Several years after my friendship with Anna had solidified, I made friends with another woman I admire, Candace, who tells me that she is living one day at a time her 80s, and that she thinks she has a bad attitude. When I asked why she sees her attitude as bad, she said that she is ready to die. I responded that I didn't think this attitude was bad, but realistic. She still has a wicked sense of humor. She still explores her neighborhood on foot as her driving years are over. She has a new man friend in the retirement community in which she lives. They do "crazy" stuff together, according to her friend. Alongside these attributes and experiences, she has painful arthritis and has fallen several times in the last few years. As a result of the last fall, she could not walk for almost a year.
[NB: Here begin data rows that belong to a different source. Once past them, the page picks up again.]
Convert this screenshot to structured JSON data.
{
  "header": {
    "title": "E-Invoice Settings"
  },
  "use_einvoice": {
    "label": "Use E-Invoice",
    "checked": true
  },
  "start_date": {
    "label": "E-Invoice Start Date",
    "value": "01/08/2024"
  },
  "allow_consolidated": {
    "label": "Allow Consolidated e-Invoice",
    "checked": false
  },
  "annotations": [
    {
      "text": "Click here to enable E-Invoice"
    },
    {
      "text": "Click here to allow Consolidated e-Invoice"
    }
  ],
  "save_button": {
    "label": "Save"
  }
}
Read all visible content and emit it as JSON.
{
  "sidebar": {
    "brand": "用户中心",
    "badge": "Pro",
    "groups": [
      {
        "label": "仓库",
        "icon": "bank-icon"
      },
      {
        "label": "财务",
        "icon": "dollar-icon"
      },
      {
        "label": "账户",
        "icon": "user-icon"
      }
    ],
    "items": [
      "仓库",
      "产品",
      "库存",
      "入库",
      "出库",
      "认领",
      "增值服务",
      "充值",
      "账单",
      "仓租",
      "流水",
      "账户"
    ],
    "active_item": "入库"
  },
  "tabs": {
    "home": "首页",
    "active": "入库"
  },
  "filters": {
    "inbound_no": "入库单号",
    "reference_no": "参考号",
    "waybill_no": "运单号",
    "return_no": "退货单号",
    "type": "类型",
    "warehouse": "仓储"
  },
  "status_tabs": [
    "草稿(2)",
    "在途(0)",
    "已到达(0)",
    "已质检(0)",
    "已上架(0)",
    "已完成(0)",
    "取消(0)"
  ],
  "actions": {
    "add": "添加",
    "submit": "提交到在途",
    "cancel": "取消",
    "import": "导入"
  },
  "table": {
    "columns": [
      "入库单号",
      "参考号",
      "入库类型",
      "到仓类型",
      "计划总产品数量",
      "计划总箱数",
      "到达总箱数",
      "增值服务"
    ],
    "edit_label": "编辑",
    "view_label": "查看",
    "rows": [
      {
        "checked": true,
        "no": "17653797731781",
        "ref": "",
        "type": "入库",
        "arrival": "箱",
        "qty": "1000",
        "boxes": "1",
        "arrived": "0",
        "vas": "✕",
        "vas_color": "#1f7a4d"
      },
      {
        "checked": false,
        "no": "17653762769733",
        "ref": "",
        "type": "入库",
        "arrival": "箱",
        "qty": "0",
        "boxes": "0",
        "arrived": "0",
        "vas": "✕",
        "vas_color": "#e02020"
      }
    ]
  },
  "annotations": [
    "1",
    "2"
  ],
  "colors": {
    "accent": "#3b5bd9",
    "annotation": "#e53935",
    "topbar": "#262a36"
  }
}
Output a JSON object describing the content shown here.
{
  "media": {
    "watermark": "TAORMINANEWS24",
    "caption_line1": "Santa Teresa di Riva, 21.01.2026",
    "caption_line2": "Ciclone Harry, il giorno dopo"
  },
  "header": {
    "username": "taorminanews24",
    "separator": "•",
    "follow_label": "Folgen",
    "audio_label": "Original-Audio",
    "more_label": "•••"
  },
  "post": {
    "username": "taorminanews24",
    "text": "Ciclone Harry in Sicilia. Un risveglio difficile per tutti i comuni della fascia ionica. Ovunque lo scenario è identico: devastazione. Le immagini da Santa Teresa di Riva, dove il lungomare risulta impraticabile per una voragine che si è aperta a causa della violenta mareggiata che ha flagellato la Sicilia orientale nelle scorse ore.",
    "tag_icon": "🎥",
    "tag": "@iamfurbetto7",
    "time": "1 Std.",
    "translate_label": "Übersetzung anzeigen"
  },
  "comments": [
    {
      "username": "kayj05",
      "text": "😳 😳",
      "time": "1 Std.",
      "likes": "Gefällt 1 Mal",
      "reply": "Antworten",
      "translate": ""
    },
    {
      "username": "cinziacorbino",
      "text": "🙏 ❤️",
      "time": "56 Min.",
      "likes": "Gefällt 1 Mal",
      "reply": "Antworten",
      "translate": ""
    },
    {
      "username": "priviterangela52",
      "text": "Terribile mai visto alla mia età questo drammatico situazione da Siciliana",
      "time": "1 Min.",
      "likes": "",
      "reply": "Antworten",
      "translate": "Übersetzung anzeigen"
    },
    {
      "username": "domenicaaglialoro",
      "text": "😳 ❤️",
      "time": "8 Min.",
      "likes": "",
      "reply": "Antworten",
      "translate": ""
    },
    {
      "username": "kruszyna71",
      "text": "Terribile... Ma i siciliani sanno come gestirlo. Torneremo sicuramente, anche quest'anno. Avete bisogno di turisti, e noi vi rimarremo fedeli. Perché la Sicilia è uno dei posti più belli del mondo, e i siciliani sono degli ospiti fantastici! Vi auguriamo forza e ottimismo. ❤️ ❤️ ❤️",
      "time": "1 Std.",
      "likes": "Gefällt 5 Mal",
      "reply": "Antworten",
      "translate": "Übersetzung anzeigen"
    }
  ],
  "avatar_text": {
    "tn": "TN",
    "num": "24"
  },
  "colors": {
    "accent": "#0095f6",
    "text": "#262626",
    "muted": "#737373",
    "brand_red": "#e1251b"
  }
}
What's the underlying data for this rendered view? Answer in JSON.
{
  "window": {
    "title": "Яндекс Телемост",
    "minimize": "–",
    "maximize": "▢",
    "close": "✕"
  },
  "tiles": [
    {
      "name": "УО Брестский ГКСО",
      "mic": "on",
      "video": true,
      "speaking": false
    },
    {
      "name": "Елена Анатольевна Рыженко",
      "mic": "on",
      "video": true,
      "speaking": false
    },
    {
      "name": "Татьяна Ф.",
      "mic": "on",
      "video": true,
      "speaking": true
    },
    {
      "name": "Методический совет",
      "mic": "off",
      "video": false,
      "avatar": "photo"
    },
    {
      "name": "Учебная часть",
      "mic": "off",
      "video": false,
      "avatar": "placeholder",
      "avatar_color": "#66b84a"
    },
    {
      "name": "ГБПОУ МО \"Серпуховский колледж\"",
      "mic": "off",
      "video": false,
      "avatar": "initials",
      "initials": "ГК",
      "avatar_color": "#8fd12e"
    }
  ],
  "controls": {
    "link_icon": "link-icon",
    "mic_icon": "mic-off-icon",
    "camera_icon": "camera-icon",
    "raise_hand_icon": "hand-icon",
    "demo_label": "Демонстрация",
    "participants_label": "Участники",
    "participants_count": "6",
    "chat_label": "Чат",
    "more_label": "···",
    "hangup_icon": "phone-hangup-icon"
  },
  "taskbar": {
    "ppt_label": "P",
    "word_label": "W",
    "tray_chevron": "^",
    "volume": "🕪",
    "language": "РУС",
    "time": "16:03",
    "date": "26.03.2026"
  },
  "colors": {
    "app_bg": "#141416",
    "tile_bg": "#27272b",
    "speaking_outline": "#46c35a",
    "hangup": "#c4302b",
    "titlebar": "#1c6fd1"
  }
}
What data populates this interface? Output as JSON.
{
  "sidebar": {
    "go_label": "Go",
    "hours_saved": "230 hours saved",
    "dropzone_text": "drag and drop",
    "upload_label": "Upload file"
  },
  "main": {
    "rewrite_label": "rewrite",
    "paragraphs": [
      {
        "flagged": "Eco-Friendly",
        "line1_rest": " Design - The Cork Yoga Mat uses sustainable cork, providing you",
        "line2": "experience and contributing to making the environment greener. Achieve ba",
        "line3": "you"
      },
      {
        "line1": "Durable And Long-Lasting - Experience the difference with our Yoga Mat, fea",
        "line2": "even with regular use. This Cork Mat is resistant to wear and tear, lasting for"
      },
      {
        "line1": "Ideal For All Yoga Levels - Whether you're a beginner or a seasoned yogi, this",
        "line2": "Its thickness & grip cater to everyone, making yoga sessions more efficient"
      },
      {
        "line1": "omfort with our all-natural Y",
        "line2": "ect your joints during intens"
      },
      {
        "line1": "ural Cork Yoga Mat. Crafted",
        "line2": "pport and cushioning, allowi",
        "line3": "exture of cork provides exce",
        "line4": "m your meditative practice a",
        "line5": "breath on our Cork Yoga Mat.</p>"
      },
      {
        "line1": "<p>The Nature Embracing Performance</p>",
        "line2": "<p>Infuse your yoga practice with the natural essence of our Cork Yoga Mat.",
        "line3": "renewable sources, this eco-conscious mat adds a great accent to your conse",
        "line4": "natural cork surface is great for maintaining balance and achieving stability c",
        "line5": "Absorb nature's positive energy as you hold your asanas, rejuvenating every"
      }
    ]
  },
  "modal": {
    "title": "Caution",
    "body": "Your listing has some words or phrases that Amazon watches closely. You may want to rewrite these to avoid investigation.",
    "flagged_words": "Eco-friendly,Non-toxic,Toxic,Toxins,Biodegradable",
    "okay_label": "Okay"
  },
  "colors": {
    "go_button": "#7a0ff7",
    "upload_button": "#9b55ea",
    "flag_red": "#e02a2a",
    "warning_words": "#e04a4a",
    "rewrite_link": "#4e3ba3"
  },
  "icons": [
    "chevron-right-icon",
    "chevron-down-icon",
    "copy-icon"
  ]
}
There is a quality that each of these friends have. For both, there is or was still pleasure in the world, but also acceptance that the end is somewhere close at hand. The acceptance of that end is positive if not optimistic. Their engagement with life is not wholehearted. Anna told me that, in the last month of her life, she dreamed almost every night that she was dead. Some nights she dreamt that she was alive and then not; other nights she would dream that she was already dead. When her daughter asked her how she felt about these dreams, she said that she felt peaceful and happy.

Assuredly, these two women do not represent the feelings of all older adults. Those who have a religious or spiritual belief in an afterlife may feel more hopeful about what that will be for them. My friends do not believe in life after death. There is a finality to the view they have toward the future.

We, older Americans are living longer. The Economist tells us that it is an increase of about 2.5 years per decade. When my mother was 70, 30 years ago, her life expectancy was 82. She lived for 10 years after that. In my 76th year, I can expect to live until I'm 87. This increased longevity has its blessings and its curses. If I continue to exercise, as I do most days, eat my fruits and vegetables, and rest adequately, I may live even longer than those 87 years in relative good health. That is a potential blessing. However, financial insecurity, unexpected illness, or loss of my partner are potential liabilities.

More than a third of those over 65 live alone, and almost half of those over 85 live alone. Studies in both Britain and the U.S. show that loneliness among those over 60 ranges from 10-46%. Women, but more often men, may not seek help for loneliness or other issues of aging and may not know how or who to ask to increase social connection, knowledge of resources, and life satisfaction.

Navigating our older years is increasingly complex for even the healthiest and best educated. While there are many more choices for us--for use of our time, expenditure of our income, and continuing education options--these options can feel like a burden as much as a pleasure. How do we navigate these years and squeeze the most usefulness, challenge and service, as well as joy and fun out of them?